In addition to the Bullet Journal, I also use iCal to schedule things. I use it primarily for reminders of recurring events. Since I have a lot of meetings and other items that are particular to certain times or seasons, iCal functions as my long term memory. It is wonderful. The combination of iCal reminders and long term planning along with the Bullet Journal for monthly and daily planning has made a huge difference in my life. I highly encourage you to try it out if you don’t already have a system that works for you. I pray you get as much benefit out of it as I have.
Putting it all together
It isn’t enough to get organized, one needs to stay organized. In order to do that, I block out and hour every Sunday evening to work on my “Battle Plan.”
At the designated hour of the evening, I go up to my study with my journal and begin to put things together.
The first thing I do is write out my top priorities, my “big rocks” as it were. Since Pastoring really is my life, my personal and professional goals are the same. It will likely be different for you. My top priorities are communion with God and communication with his people. Practically, this looks like 6 major things: 1) reading the Bible, 2) Quiet Reflective Time, 3) Prayer, 4) Sermon Preparation, 5) Blogging and 6) Writing.
Then I look through the past week and see if I failed to complete any To Do List Items.

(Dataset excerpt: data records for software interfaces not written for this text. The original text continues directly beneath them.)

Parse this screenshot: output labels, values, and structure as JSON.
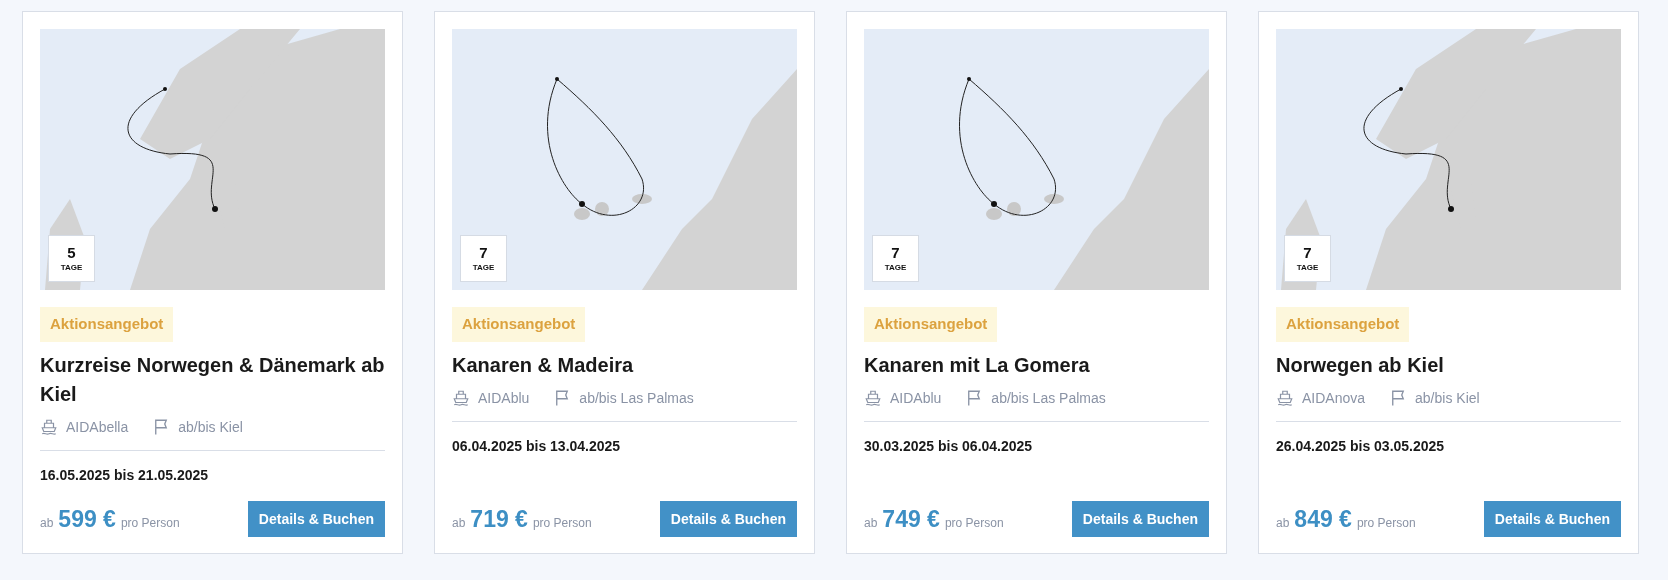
{
  "cruises": [
    {
      "days": "5",
      "days_unit": "TAGE",
      "badge": "Aktionsangebot",
      "title": "Kurzreise Norwegen & Dänemark ab Kiel",
      "ship": "AIDAbella",
      "port": "ab/bis Kiel",
      "dates": "16.05.2025 bis 21.05.2025",
      "price_prefix": "ab",
      "price": "599 €",
      "price_suffix": "pro Person",
      "button": "Details & Buchen"
    },
    {
      "days": "7",
      "days_unit": "TAGE",
      "badge": "Aktionsangebot",
      "title": "Kanaren & Madeira",
      "ship": "AIDAblu",
      "port": "ab/bis Las Palmas",
      "dates": "06.04.2025 bis 13.04.2025",
      "price_prefix": "ab",
      "price": "719 €",
      "price_suffix": "pro Person",
      "button": "Details & Buchen"
    },
    {
      "days": "7",
      "days_unit": "TAGE",
      "badge": "Aktionsangebot",
      "title": "Kanaren mit La Gomera",
      "ship": "AIDAblu",
      "port": "ab/bis Las Palmas",
      "dates": "30.03.2025 bis 06.04.2025",
      "price_prefix": "ab",
      "price": "749 €",
      "price_suffix": "pro Person",
      "button": "Details & Buchen"
    },
    {
      "days": "7",
      "days_unit": "TAGE",
      "badge": "Aktionsangebot",
      "title": "Norwegen ab Kiel",
      "ship": "AIDAnova",
      "port": "ab/bis Kiel",
      "dates": "26.04.2025 bis 03.05.2025",
      "price_prefix": "ab",
      "price": "849 €",
      "price_suffix": "pro Person",
      "button": "Details & Buchen"
    }
  ]
}
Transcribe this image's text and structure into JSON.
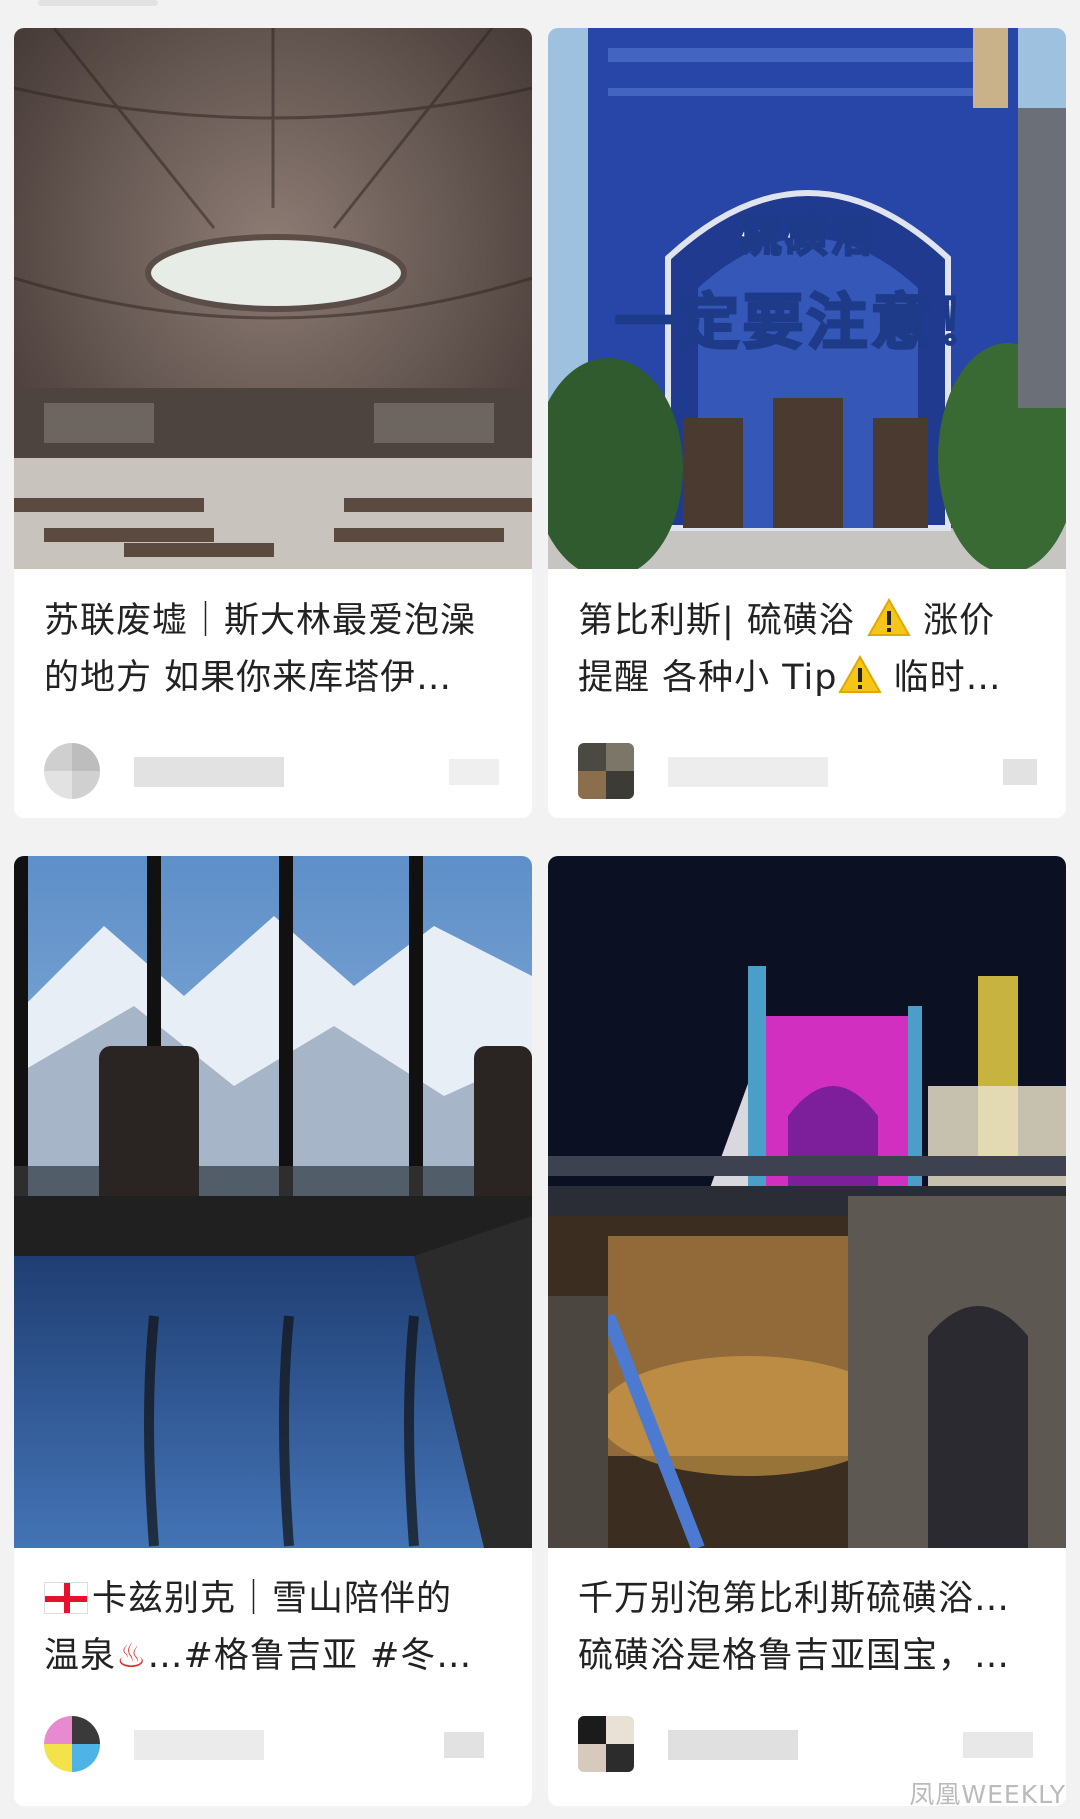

If I did, I migrate them onto the new week’s To Do List and put a “right arrow” in the box.
Next, I pray about my roles and who God and I want to invest in for that week/month.
Lastly, I pull out my iPhone and copy over my list of Weekly To Do’s, any appointments and whatever else comes to mind. Once I have compiled a whole week’s worth of work I begin making my Landscape, chunking tasks together in groups for most efficient dispatching.
I find that once I get into the groove, this goes very quickly and is quite enjoyable. I enjoy being able to look back over the past weeks and months and see how things have gone. I also delight in intentionally building up friendships and important relationships in my life.
Once my Battle Plan has been made, I go to sleep with a mind so blank it is almost numb. I know that everything has been planned out and that I have time to do everything I need to do. I wake up the next morning ready to work and it is quite a lot of fun.
Well, thanks for reading this (overly) thorough guide to my system. I hope you can take something from it and make it your own. It took me a long time to settle on something I’d actually stick with, so don’t despair if you haven’t found “it” yet.
As always, thanks for reading.